Edna Mann – nee Swain – celebrated the milestone with friends and neighbours at Norwich Housing Society’s Westwood House off Earlham Road, where she has been a resident for 30 years.
Born in Exeter Street, she went to school at Thorpe Hamlet School on Ella Road before going to work at aged 14 at Caley’s chocolate factory, where other members of her family worked – and where she was to meet her future husband.
One distinct memory of early married life was in 1940, she emerged from the communal air raid shelter to find that her home had been levelled by German bombers.
A lifelong Salvationist and wife of a Salvation Army officer, Edna lived for some time in Reading in the former house of the Salvation Army’s founder William Booth, before returning to Norwich.
She spent many years in the kitchens of the city’s Salvation Army, preparing and distributing meals for the homeless – and she can still be found there making tea on a Wednesday. She was also an avid knitter, making blankets and shawls for those in need.
Edna attributes her longevity to ‘clean living’ – a lifetime of not smoking or drinking. Her favourite food is fish; she loves listening to the music of the Salvation Army’s brass band, and watching pointless, football and especially snooker on the television – in fact family members are well aware not to call her if there is snooker on television, as she won’t pick up.
Norwich Housing Society chief executive Mike Allen, who presented Edna with a bouquet of flowers to mark her birthday, said, “Edna is one of our longest-standing residents, and she really is a remarkable lady.
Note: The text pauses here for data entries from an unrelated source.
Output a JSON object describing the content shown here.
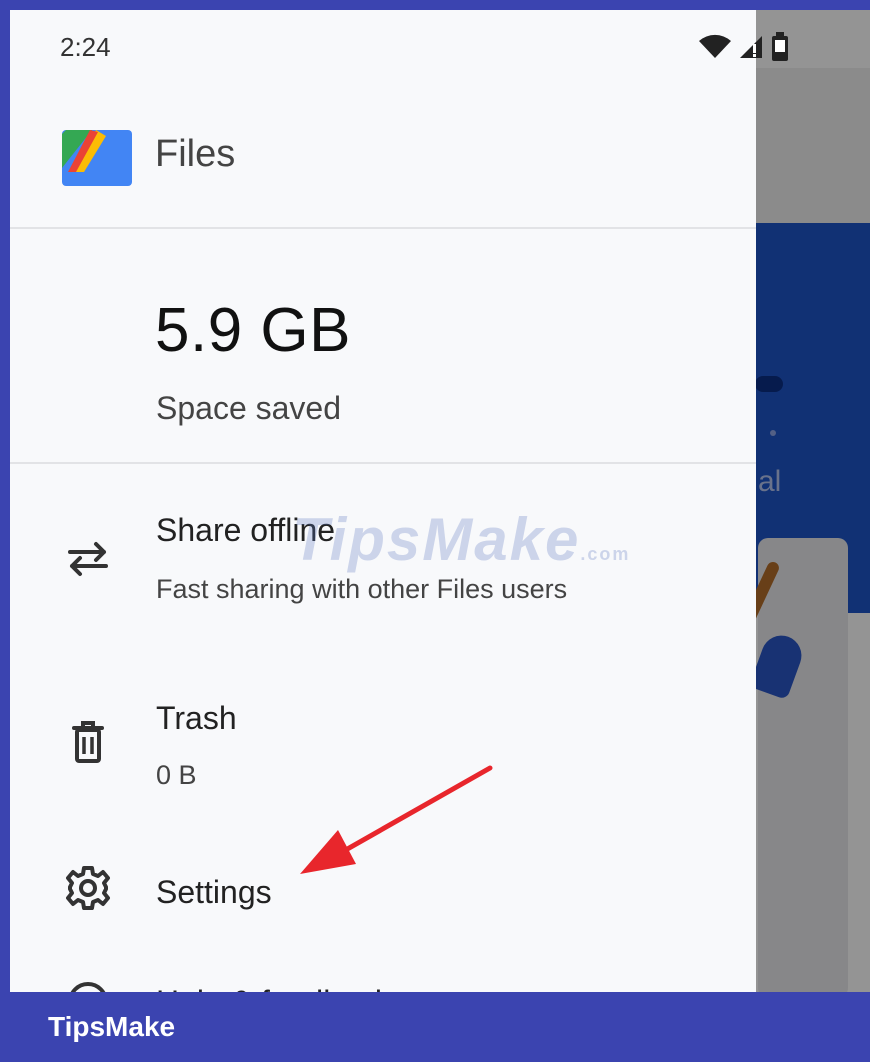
{
  "status_bar": {
    "time": "2:24",
    "icons": [
      "wifi-icon",
      "signal-icon",
      "battery-icon"
    ]
  },
  "app": {
    "name": "Files",
    "logo_colors": {
      "blue": "#4285f4",
      "green": "#34a853",
      "yellow": "#fbbc05",
      "red": "#ea4335"
    }
  },
  "stats": {
    "value": "5.9 GB",
    "label": "Space saved"
  },
  "menu": {
    "items": [
      {
        "title": "Share offline",
        "subtitle": "Fast sharing with other Files users",
        "icon": "swap-arrows-icon"
      },
      {
        "title": "Trash",
        "subtitle": "0 B",
        "icon": "trash-icon"
      },
      {
        "title": "Settings",
        "icon": "gear-icon"
      },
      {
        "title": "Help & feedback",
        "icon": "help-icon"
      }
    ]
  },
  "watermark": {
    "text": "TipsMake",
    "suffix": ".com"
  },
  "footer": {
    "brand": "TipsMake"
  },
  "colors": {
    "frame": "#3b44b0",
    "annotation_arrow": "#e8262c"
  }
}
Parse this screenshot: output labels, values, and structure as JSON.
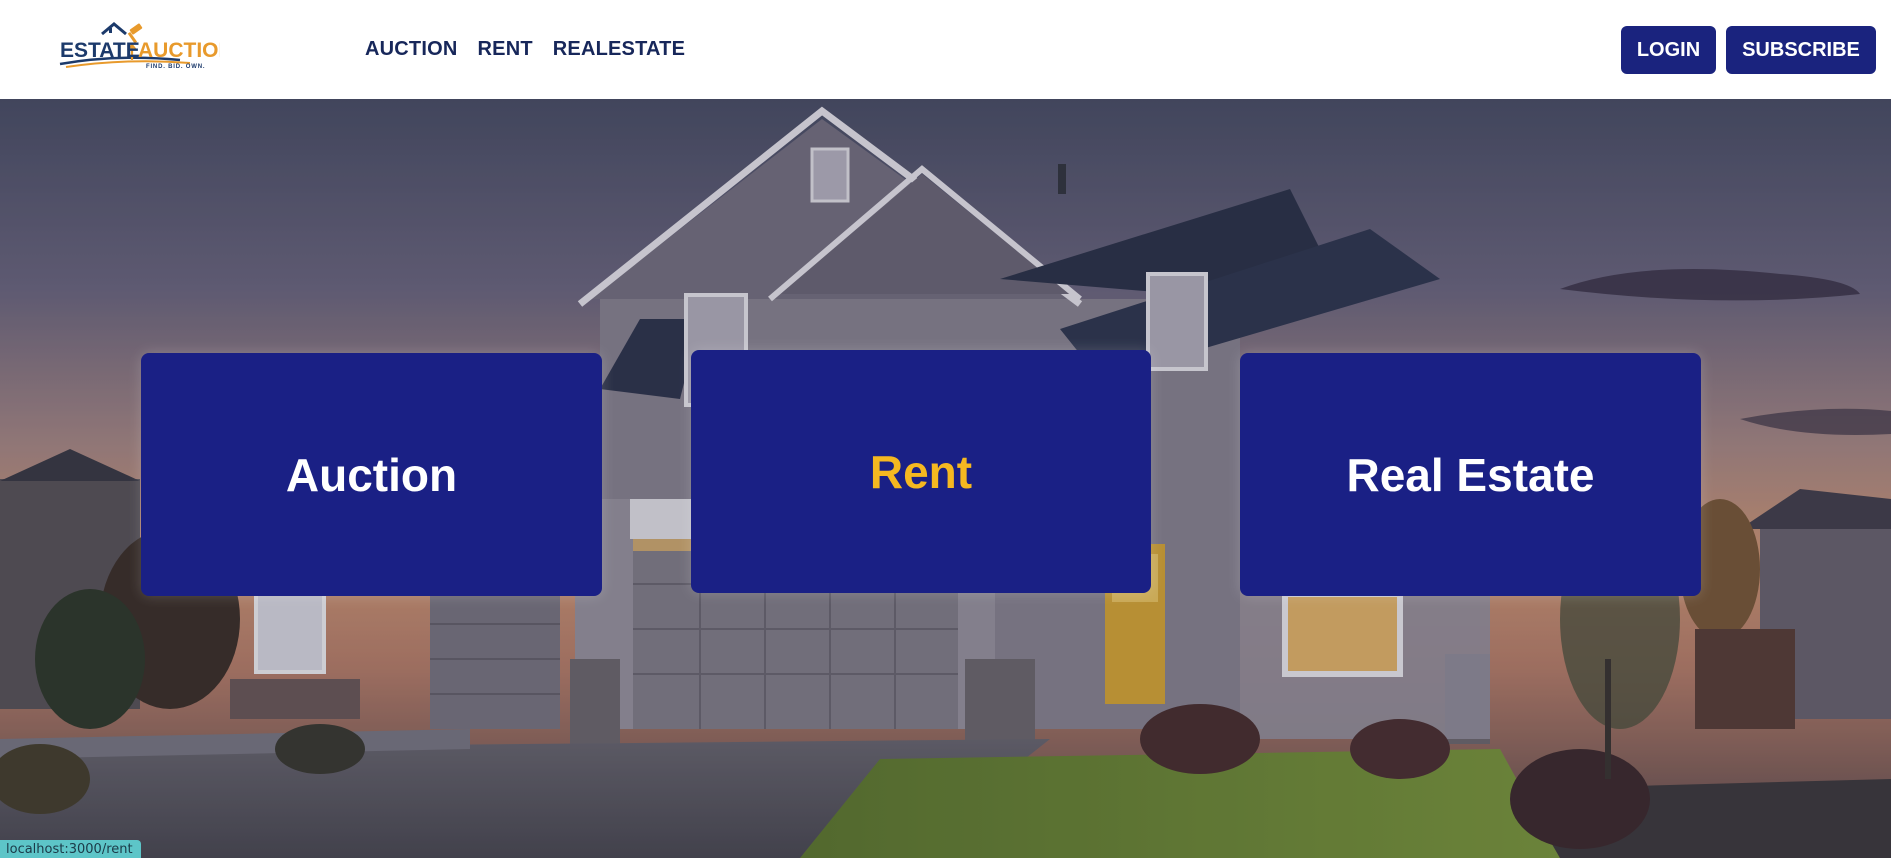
{
  "header": {
    "logo": {
      "word_left": "ESTATE",
      "word_right": "AUCTION",
      "tagline": "FIND. BID. OWN.",
      "icon": "gavel-house-icon"
    },
    "nav": [
      {
        "label": "AUCTION"
      },
      {
        "label": "RENT"
      },
      {
        "label": "REALESTATE"
      }
    ],
    "login_label": "LOGIN",
    "subscribe_label": "SUBSCRIBE"
  },
  "hero": {
    "background": "house-at-dusk-photo",
    "cards": [
      {
        "label": "Auction"
      },
      {
        "label": "Rent"
      },
      {
        "label": "Real Estate"
      }
    ]
  },
  "status": {
    "url": "localhost:3000/rent"
  },
  "colors": {
    "navy": "#1a237e",
    "nav_text": "#17275a",
    "accent": "#f5b820",
    "logo_orange": "#e89a2c"
  }
}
She remains fit, active and independent, and an inspiration to us all.”
As well as the celebration at Westwood house, Edna also marked her big birthday with a Salvation Army celebration, and a family party.